Diagnosis of vitiligo is usually made clinically. A skin biopsy is rarely needed for diagnosis and typically shows absence of melanin in the epidermis with no or few melanocytes. Perivascular inflammation has been found in approximately 92% of cases. Spontaneous repigmentation is uncommon (seen in 10-20% of patients) in vitiliginous patches but can occur. Repigmentation occurs usually in a perifollicular pattern, suggesting that the hair follicle functions as a reservoir for melanocytes.

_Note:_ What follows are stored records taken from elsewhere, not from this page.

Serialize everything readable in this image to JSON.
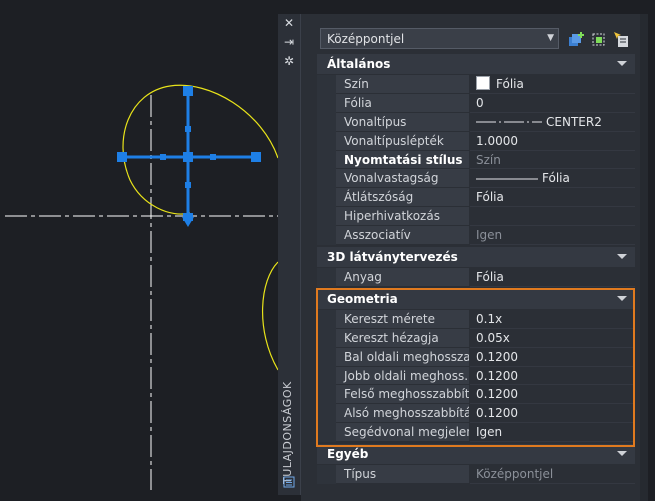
{
  "palette": {
    "title": "TULAJDONSÁGOK",
    "close_glyph": "✕",
    "autohide_glyph": "⇥",
    "settings_glyph": "✲"
  },
  "selector": {
    "value": "Középpontjel"
  },
  "categories": [
    {
      "label": "Általános",
      "rows": [
        {
          "name": "Szín",
          "value": "Fólia",
          "swatch": true
        },
        {
          "name": "Fólia",
          "value": "0"
        },
        {
          "name": "Vonaltípus",
          "value": "CENTER2",
          "linetype": "center"
        },
        {
          "name": "Vonaltípuslépték",
          "value": "1.0000"
        },
        {
          "name": "Nyomtatási stílus",
          "value": "Szín",
          "bold": true,
          "dim": true
        },
        {
          "name": "Vonalvastagság",
          "value": "Fólia",
          "linetype": "solid"
        },
        {
          "name": "Átlátszóság",
          "value": "Fólia"
        },
        {
          "name": "Hiperhivatkozás",
          "value": ""
        },
        {
          "name": "Asszociatív",
          "value": "Igen",
          "dim": true
        }
      ]
    },
    {
      "label": "3D látványtervezés",
      "rows": [
        {
          "name": "Anyag",
          "value": "Fólia"
        }
      ]
    },
    {
      "label": "Geometria",
      "rows": [
        {
          "name": "Kereszt mérete",
          "value": "0.1x"
        },
        {
          "name": "Kereszt hézagja",
          "value": "0.05x"
        },
        {
          "name": "Bal oldali meghossza...",
          "value": "0.1200"
        },
        {
          "name": "Jobb oldali meghoss...",
          "value": "0.1200"
        },
        {
          "name": "Felső meghosszabbítás",
          "value": "0.1200"
        },
        {
          "name": "Alsó meghosszabbítás",
          "value": "0.1200"
        },
        {
          "name": "Segédvonal megjelen...",
          "value": "Igen"
        }
      ]
    },
    {
      "label": "Egyéb",
      "rows": [
        {
          "name": "Típus",
          "value": "Középpontjel",
          "dim": true
        }
      ]
    }
  ],
  "colors": {
    "highlight": "#e07a1f",
    "grip": "#1e7fe6",
    "arc": "#e8e31a",
    "background": "#1d1f24"
  }
}
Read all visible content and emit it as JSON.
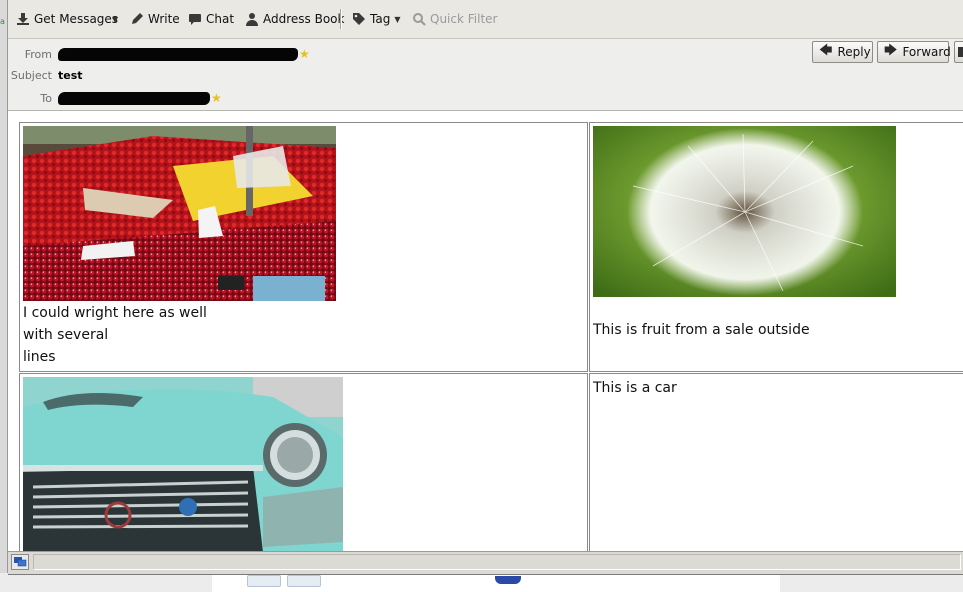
{
  "toolbar": {
    "get_messages": "Get Messages",
    "write": "Write",
    "chat": "Chat",
    "address_book": "Address Book",
    "tag": "Tag",
    "quick_filter": "Quick Filter"
  },
  "message_header": {
    "from_label": "From",
    "subject_label": "Subject",
    "subject_value": "test",
    "to_label": "To",
    "reply_label": "Reply",
    "forward_label": "Forward"
  },
  "message_body": {
    "cell_1_lines": [
      "I could wright here as well",
      "with several",
      "lines"
    ],
    "cell_2_text": "This is fruit from a sale outside",
    "cell_3_text": "This is a car"
  },
  "colors": {
    "toolbar_bg": "#eae8e3",
    "header_bg": "#eeeeec",
    "star": "#e8c21a",
    "redaction": "#050505"
  }
}
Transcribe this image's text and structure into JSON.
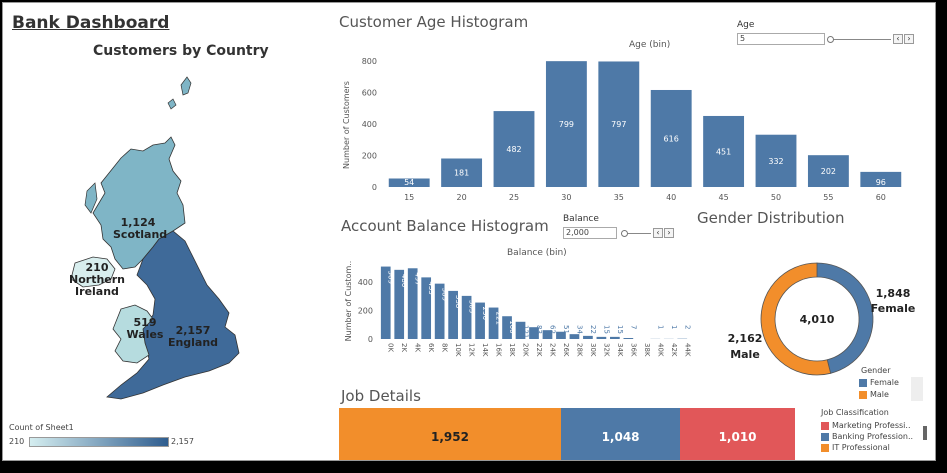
{
  "dashboard_title": "Bank Dashboard",
  "map": {
    "title": "Customers by Country",
    "regions": [
      {
        "name": "Scotland",
        "value": "1,124",
        "color": "#7fb5c6"
      },
      {
        "name": "Northern Ireland",
        "value": "210",
        "color": "#d8eeee"
      },
      {
        "name": "Wales",
        "value": "519",
        "color": "#b6dcdf"
      },
      {
        "name": "England",
        "value": "2,157",
        "color": "#3f6a99"
      }
    ],
    "legend": {
      "title": "Count of Sheet1",
      "min": "210",
      "max": "2,157",
      "color_min": "#d5eef0",
      "color_max": "#2f5d8f"
    }
  },
  "age_param": {
    "label": "Age",
    "value": "5"
  },
  "balance_param": {
    "label": "Balance",
    "value": "2,000"
  },
  "stepper": {
    "prev": "‹",
    "next": "›"
  },
  "job": {
    "title": "Job Details",
    "segments": [
      {
        "label": "1,952",
        "value": 1952,
        "color": "#f28e2b"
      },
      {
        "label": "1,048",
        "value": 1048,
        "color": "#4e79a7"
      },
      {
        "label": "1,010",
        "value": 1010,
        "color": "#e15759"
      }
    ],
    "legend_title": "Job Classification",
    "legend_items": [
      {
        "label": "Marketing Professi..",
        "color": "#e15759"
      },
      {
        "label": "Banking Profession..",
        "color": "#4e79a7"
      },
      {
        "label": "IT Professional",
        "color": "#f28e2b"
      }
    ]
  },
  "chart_data": [
    {
      "type": "bar",
      "title": "Customer Age Histogram",
      "subtitle": "Age (bin)",
      "ylabel": "Number of Customers",
      "categories": [
        "15",
        "20",
        "25",
        "30",
        "35",
        "40",
        "45",
        "50",
        "55",
        "60"
      ],
      "values": [
        54,
        181,
        482,
        799,
        797,
        616,
        451,
        332,
        202,
        96
      ],
      "yticks": [
        "0",
        "200",
        "400",
        "600",
        "800"
      ],
      "ylim": [
        0,
        800
      ],
      "color": "#4e79a7",
      "grid": false
    },
    {
      "type": "bar",
      "title": "Account Balance Histogram",
      "subtitle": "Balance (bin)",
      "ylabel": "Number of Custom..",
      "categories": [
        "0K",
        "2K",
        "4K",
        "6K",
        "8K",
        "10K",
        "12K",
        "14K",
        "16K",
        "18K",
        "20K",
        "22K",
        "24K",
        "26K",
        "28K",
        "30K",
        "32K",
        "34K",
        "36K",
        "38K",
        "40K",
        "42K",
        "44K"
      ],
      "values": [
        509,
        486,
        497,
        433,
        389,
        338,
        303,
        256,
        221,
        160,
        121,
        83,
        62,
        51,
        34,
        22,
        15,
        15,
        7,
        0,
        1,
        1,
        2
      ],
      "labels": [
        "509",
        "486",
        "497",
        "433",
        "389",
        "338",
        "303",
        "256",
        "221",
        "160",
        "121",
        "83",
        "62",
        "51",
        "34",
        "22",
        "15",
        "15",
        "7",
        "",
        "1",
        "1",
        "2"
      ],
      "yticks": [
        "0",
        "200",
        "400"
      ],
      "ylim": [
        0,
        520
      ],
      "color": "#4e79a7",
      "grid": false
    },
    {
      "type": "pie",
      "title": "Gender Distribution",
      "center_label": "4,010",
      "slices": [
        {
          "name": "Female",
          "value": 1848,
          "label": "1,848",
          "color": "#4e79a7"
        },
        {
          "name": "Male",
          "value": 2162,
          "label": "2,162",
          "color": "#f28e2b"
        }
      ],
      "legend_title": "Gender",
      "legend_placement": "bottom-right"
    }
  ]
}
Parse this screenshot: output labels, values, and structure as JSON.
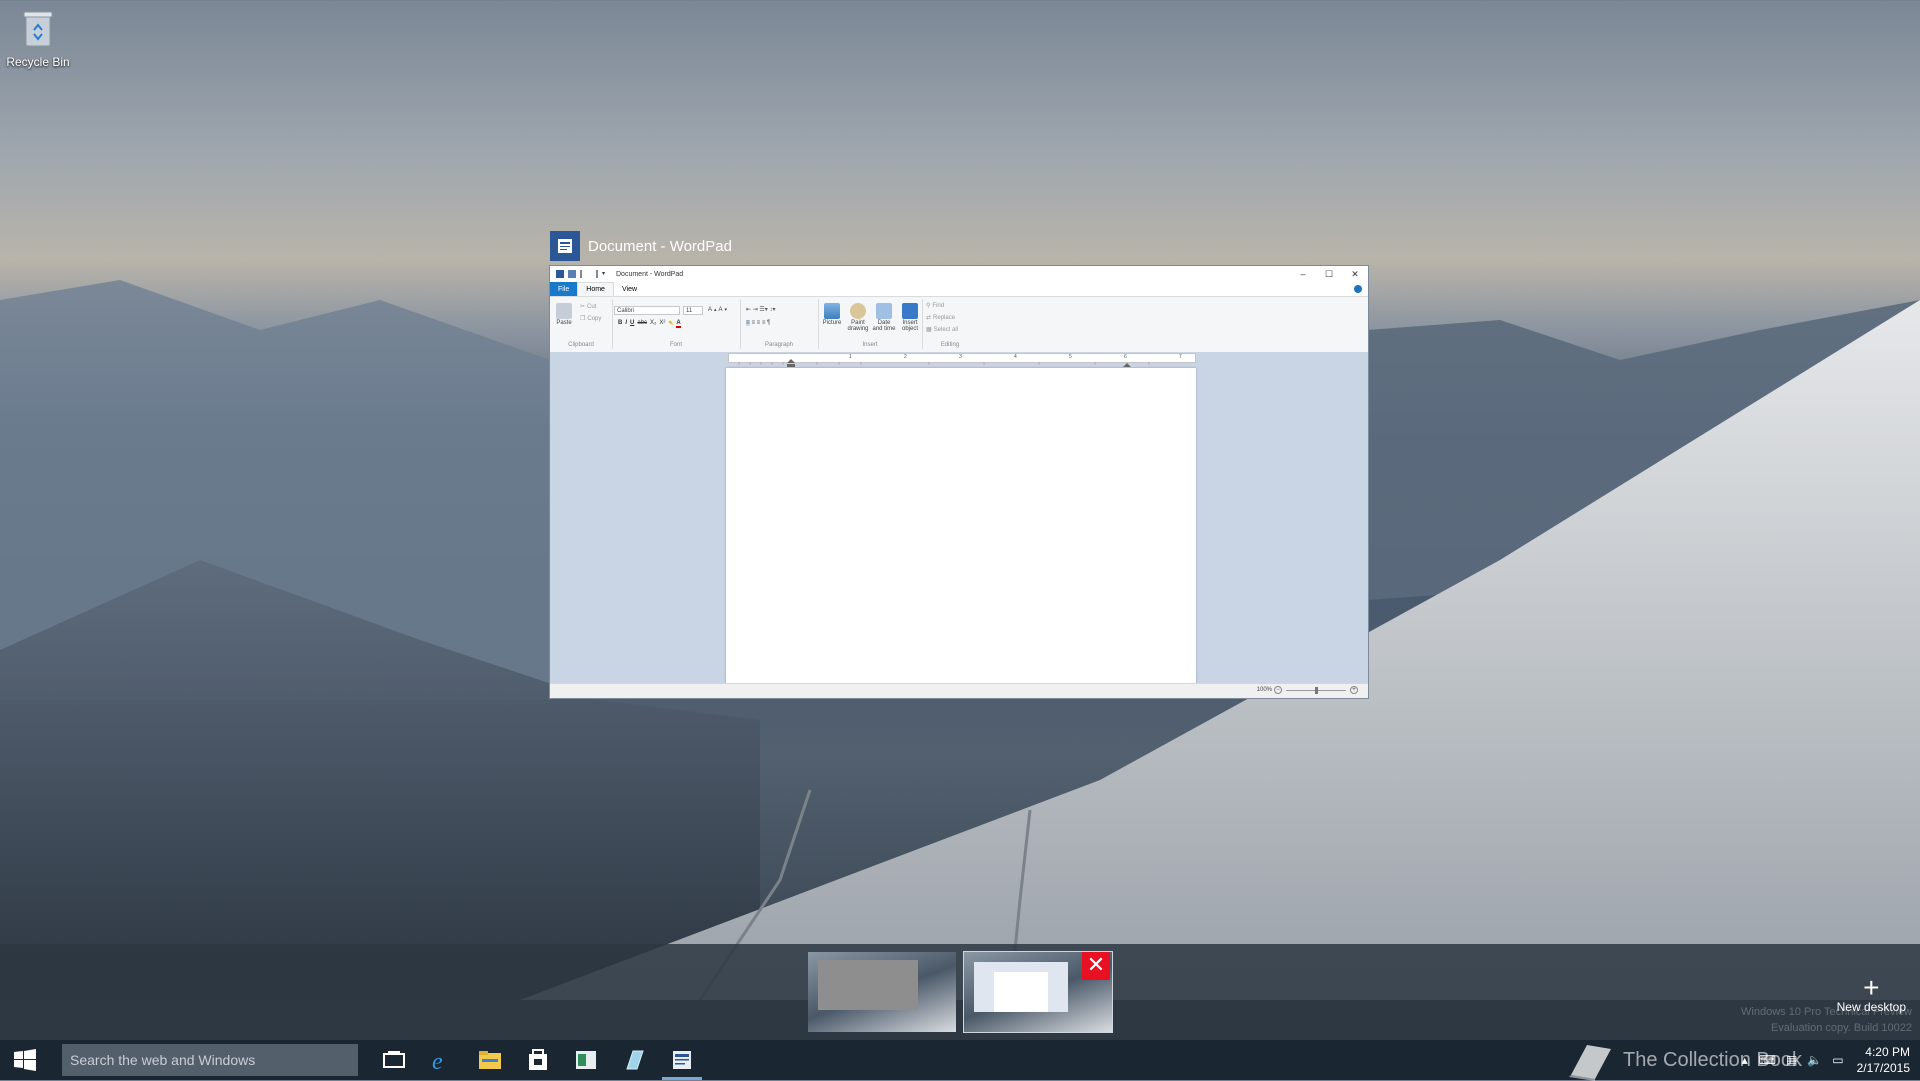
{
  "desktop": {
    "icon_label": "Recycle Bin"
  },
  "task_view": {
    "window_title": "Document - WordPad"
  },
  "wordpad": {
    "titlebar_text": "Document - WordPad",
    "tabs": [
      "File",
      "Home",
      "View"
    ],
    "clipboard": {
      "paste": "Paste",
      "cut": "Cut",
      "copy": "Copy",
      "label": "Clipboard"
    },
    "font": {
      "name": "Calibri",
      "size": "11",
      "label": "Font",
      "buttons": [
        "B",
        "I",
        "U",
        "abc",
        "X₂",
        "X²"
      ]
    },
    "paragraph": {
      "label": "Paragraph"
    },
    "insert": {
      "picture": "Picture",
      "paint": "Paint drawing",
      "datetime": "Date and time",
      "object": "Insert object",
      "label": "Insert"
    },
    "editing": {
      "find": "Find",
      "replace": "Replace",
      "select_all": "Select all",
      "label": "Editing"
    },
    "ruler_marks": [
      "1",
      "2",
      "3",
      "4",
      "5",
      "6",
      "7"
    ],
    "zoom": "100%"
  },
  "desktops_bar": {
    "new_desktop": "New desktop",
    "close_symbol": "✕"
  },
  "watermark": {
    "line1": "Windows 10 Pro Technical Preview",
    "line2": "Evaluation copy. Build 10022"
  },
  "taskbar": {
    "search_placeholder": "Search the web and Windows",
    "brand": "The Collection Book",
    "time": "4:20 PM",
    "date": "2/17/2015"
  },
  "colors": {
    "taskbar": "#1b2633",
    "accent": "#1979ca",
    "close_red": "#e81123"
  }
}
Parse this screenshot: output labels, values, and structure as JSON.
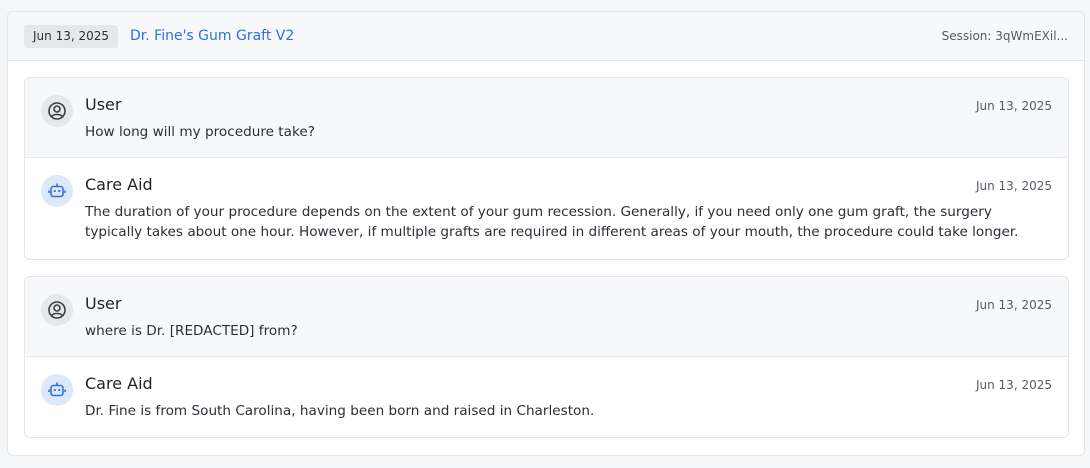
{
  "header": {
    "date": "Jun 13, 2025",
    "flow_title": "Dr. Fine's Gum Graft V2",
    "session": "Session: 3qWmEXil..."
  },
  "conversations": [
    {
      "messages": [
        {
          "sender": "User",
          "timestamp": "Jun 13, 2025",
          "text": "How long will my procedure take?",
          "icon": "user-circle-icon"
        },
        {
          "sender": "Care Aid",
          "timestamp": "Jun 13, 2025",
          "text": "The duration of your procedure depends on the extent of your gum recession. Generally, if you need only one gum graft, the surgery typically takes about one hour. However, if multiple grafts are required in different areas of your mouth, the procedure could take longer.",
          "icon": "robot-icon"
        }
      ]
    },
    {
      "messages": [
        {
          "sender": "User",
          "timestamp": "Jun 13, 2025",
          "text": "where is Dr. [REDACTED] from?",
          "icon": "user-circle-icon"
        },
        {
          "sender": "Care Aid",
          "timestamp": "Jun 13, 2025",
          "text": "Dr. Fine is from South Carolina, having been born and raised in Charleston.",
          "icon": "robot-icon"
        }
      ]
    }
  ],
  "colors": {
    "link": "#2f6fe0",
    "bot_avatar_bg": "#dde8fb",
    "user_avatar_bg": "#e6e7ea"
  }
}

There are many treatment modalities available for vitiligo, however, none of them cure the disease. These include different topical treatments, phototherapy, surgical therapy, and depigmentation therapy. Topical corticosteroids (CS) are commonly used as a first-line therapy for localized vitiligo. They are the most effective monotherapy for localized vitiligo. Studies have shown an increase in inflammatory cells in vitiliginous skin, mainly macrophages and T cells. Efficacy of CS in vitiligo is attributed to modulation of the immune response, reduction of destruction of melanocytes, and induction of melanocyte proliferation and melanin production. Treatment with intralesional corticosteroids (ILCS) is commonly used in many dermatologic conditions. There are only a few studies published on the use of ILCS in vitiligo. Triamcinolone acetonide (TA) is the most commonly used form of ILCSs. It is characterized by low solubility, being slowly absorbed from the injection site, prompting maximal local action, limiting diffusion and spread through tissue, and not giving rise to systemic side effects if used in therapeutic doses. The concentration that is most commonly used in dermatology is 2.5 mg/ml.
Side effects of intralesional TA (IL TA) include pain at the injection site, mild bleeding, transient atrophy and telangiectasia, hypopigmentation, and hyperpigmentation. Infection is uncommon but caution over bony prominences is recommended. It has been shown that TA at a total dose of 20 mg does not result in adrenal suppression. Hypersensitivity reactions to TA or the vehicle carboxymethylcellulose are extremely rare.
The investigators' hypothesis is that IL TA will induce significant skin pigmentation to improve vitiligo. This due to the anti-inflammatory effect of IL TA. IL TA has been successfully used in the treatment of many skin conditions with an autoimmune pathogenesis including alopecia areata. The investigators plan on conducting a prospective double-blind randomized clinical trial to assess efficacy and safety of IL TA in the treatment of vitiligo.
- To evaluate the potential for IL TA to induce repigmentation within vitiligo patches.
- To assess the side effect profile of IL TA when used in the treatment of vitiligo.
Please refer to this study by its ClinicalTrials.gov identifier: NCT01766609
|Contact: Harvey Lui, MD, FRCPC||16048754111 ext firstname.lastname@example.org|
|Canada, British Columbia|
|The Skin Care Center, Vancouver General Hospital||Recruiting|
|Vancouver, British Columbia, Canada, V5Z 4E8|
|Contact: Harvey Lui, MD FRCPC 16048754111 ext 68691 email@example.com|
|Principal Investigator: Harvey Lui, MD FRCPC|
|Principal Investigator:||Harvey Lui, MD, FRCPC||University of British Columbia|